Task statement >>
A word-for-word repetition of the records beneath this task is the expected answer.

[Entries from a dataset of interfaces]
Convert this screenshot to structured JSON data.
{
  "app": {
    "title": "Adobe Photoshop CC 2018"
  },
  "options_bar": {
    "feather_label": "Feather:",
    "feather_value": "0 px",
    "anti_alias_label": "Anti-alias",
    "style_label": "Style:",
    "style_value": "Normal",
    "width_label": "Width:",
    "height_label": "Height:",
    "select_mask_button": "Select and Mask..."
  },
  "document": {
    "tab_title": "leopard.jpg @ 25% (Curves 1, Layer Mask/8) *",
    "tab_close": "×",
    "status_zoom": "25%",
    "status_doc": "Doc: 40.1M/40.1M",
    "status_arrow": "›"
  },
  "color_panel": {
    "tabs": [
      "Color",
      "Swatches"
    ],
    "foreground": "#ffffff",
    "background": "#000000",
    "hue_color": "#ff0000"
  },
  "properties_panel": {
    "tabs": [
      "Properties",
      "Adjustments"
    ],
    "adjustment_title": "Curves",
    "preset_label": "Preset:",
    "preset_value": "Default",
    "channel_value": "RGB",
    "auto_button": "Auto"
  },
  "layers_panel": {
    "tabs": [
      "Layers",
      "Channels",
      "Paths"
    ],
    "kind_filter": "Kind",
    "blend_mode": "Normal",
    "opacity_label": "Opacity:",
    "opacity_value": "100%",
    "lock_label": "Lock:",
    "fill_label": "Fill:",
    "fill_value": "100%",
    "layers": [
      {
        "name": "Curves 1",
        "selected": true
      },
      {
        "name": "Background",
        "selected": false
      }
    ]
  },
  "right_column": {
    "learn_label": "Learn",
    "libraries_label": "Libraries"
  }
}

Exercise answer >>
Convert this screenshot to structured JSON data.
{
  "app": {
    "title": "Adobe Photoshop CC 2018"
  },
  "options_bar": {
    "feather_label": "Feather:",
    "feather_value": "0 px",
    "anti_alias_label": "Anti-alias",
    "style_label": "Style:",
    "style_value": "Normal",
    "width_label": "Width:",
    "height_label": "Height:",
    "select_mask_button": "Select and Mask..."
  },
  "document": {
    "tab_title": "leopard.jpg @ 25% (Curves 1, Layer Mask/8) *",
    "tab_close": "×",
    "status_zoom": "25%",
    "status_doc": "Doc: 40.1M/40.1M",
    "status_arrow": "›"
  },
  "color_panel": {
    "tabs": [
      "Color",
      "Swatches"
    ],
    "foreground": "#ffffff",
    "background": "#000000",
    "hue_color": "#ff0000"
  },
  "properties_panel": {
    "tabs": [
      "Properties",
      "Adjustments"
    ],
    "adjustment_title": "Curves",
    "preset_label": "Preset:",
    "preset_value": "Default",
    "channel_value": "RGB",
    "auto_button": "Auto"
  },
  "layers_panel": {
    "tabs": [
      "Layers",
      "Channels",
      "Paths"
    ],
    "kind_filter": "Kind",
    "blend_mode": "Normal",
    "opacity_label": "Opacity:",
    "opacity_value": "100%",
    "lock_label": "Lock:",
    "fill_label": "Fill:",
    "fill_value": "100%",
    "layers": [
      {
        "name": "Curves 1",
        "selected": true
      },
      {
        "name": "Background",
        "selected": false
      }
    ]
  },
  "right_column": {
    "learn_label": "Learn",
    "libraries_label": "Libraries"
  }
}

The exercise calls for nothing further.